A simile:“ as a cloud” • Floating lonely as a cloud symbolizes a separation from the natural world • he states that he "floats on high o'er vales and hills." ,he is far above the hills and vales, not connected to them. He is apart and separate, and not included. • But also the union between man and nature • Idea of freedom • The habit to dream/ imagination
“When all at once I saw ….golden daffodils” • he re-establishes a connection with nature as he moves through the field of daffodils a crowd, a host….. Fluttering and dancing • The daffodils are alive and personified endowed with a life and a soul of their own • They are able to feel joy and to transmit it golden….. • Giving them a higher connototion “ A CERTAIN COLOURING OF IMAGINATION”
“ A CERTAIN COLOURING OF IMAGINATION” “ ordinary things should be presented to the mind in an unusual way”

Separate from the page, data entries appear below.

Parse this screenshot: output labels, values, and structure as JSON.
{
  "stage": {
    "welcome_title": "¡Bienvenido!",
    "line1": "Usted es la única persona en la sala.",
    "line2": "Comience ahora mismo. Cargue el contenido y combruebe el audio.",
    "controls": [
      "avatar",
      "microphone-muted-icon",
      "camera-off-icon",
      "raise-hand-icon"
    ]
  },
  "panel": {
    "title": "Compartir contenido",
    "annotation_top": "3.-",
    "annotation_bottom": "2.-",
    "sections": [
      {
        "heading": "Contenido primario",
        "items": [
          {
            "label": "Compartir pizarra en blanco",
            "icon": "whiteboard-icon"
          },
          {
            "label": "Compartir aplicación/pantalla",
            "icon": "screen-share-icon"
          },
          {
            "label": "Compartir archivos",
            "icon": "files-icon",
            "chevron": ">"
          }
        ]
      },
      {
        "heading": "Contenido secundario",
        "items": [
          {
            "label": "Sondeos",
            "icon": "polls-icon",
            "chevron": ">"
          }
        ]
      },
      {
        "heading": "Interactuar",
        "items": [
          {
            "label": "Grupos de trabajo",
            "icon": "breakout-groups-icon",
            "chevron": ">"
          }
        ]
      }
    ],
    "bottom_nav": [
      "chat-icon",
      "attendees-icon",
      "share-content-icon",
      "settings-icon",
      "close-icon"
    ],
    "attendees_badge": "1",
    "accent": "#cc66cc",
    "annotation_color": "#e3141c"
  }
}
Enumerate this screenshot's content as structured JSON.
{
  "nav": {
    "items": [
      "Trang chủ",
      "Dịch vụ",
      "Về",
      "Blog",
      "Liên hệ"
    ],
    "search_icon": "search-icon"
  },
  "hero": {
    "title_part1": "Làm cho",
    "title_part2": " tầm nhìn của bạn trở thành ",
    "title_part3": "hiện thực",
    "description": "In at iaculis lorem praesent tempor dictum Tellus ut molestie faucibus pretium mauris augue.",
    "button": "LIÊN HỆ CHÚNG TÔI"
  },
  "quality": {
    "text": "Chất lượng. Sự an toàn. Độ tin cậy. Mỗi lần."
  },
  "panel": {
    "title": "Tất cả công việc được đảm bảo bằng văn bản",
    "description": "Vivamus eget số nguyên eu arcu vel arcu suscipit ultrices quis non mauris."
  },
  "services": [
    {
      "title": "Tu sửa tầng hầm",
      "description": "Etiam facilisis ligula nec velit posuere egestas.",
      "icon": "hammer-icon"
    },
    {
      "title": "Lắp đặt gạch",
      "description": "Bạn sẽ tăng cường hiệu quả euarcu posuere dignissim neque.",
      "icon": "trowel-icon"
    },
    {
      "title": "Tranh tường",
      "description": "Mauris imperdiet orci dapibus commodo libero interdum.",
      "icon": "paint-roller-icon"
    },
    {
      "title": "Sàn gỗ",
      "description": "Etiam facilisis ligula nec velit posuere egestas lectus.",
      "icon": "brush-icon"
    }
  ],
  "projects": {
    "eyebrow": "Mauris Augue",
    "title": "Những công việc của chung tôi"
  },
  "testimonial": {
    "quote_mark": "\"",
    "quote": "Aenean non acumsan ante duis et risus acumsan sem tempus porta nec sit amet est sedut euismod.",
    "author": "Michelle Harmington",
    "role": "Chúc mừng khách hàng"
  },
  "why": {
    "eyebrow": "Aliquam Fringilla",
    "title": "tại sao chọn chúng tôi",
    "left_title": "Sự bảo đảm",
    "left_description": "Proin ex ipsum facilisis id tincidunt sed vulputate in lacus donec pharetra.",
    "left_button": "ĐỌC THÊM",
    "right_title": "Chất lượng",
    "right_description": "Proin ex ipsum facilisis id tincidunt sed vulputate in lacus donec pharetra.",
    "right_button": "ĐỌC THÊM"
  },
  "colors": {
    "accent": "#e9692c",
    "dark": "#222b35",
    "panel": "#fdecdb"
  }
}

“Beside the lake, beneath the trees,” • The daffodils are not described, but the poet puts them in relationship to nature
Continuous as the stars that shine And twinkle on the milky way,They stretched in never-ending line Along the margin of a bay:The thousand saw I at a glance, Tossing their heads in sprightly dance.
as the stars that shine And twinkle on the milky way, • Earth and heaven are united in the beauty of the daffodils • No more solitude, but a deep union with nature
The waves beside them danced; but they Outdid the sparkling waves in glee:A poet could not but be gay, In such a jocund company:I gazed—and gazed—but little thoughtWhat wealth the show to me had brought:
A poet could not but be gay, • Only a poet can find himself in a state of creative joy • the importance of the poet's role in society during the Romanticism period. Romantics such as believed it was the poet's responsibility to demonstrate humanity's connection to nature and relay the message to society.
I gazed—and gazed—… • This repetition conveys the impression of the poet breathless, unable to move in front of such a beauty …butlittle thought • The thought came later wealth • = happiness with the contact with nature. This joy is now the opposite of the loneliness in the first stanza, his life is awakened to new life by the daffodils
For oft, when on my couch I lie In vacant or in pensive mood,They flash upon that inward eye Which is the bliss of solitude;And then my heart with pleasure fills, And dances with the daffodils
when on my couch I lie • When the poet sees the daffodils he little tought what they meant to him. • The thought came later, remembering the daffodils and using imagination • Only Imagination enables man to enter into and give life and significance to the world • When at home, in a pensive mood, remembering the sensations felt, you are able to feel emotions
LANGUAGE • “ Language really used by men” • In the first 3 stanzas he uses the past simple, while in the last one he uses the Present Simple. • The change of tenses underlines the gap between the past experience and its remembrance in the poet’s ecstatic vision
WHAT IS POETRY? • The spontaneous overflow of powerful feelings = emotions • It comes from “ emotions recollected in tranquillity”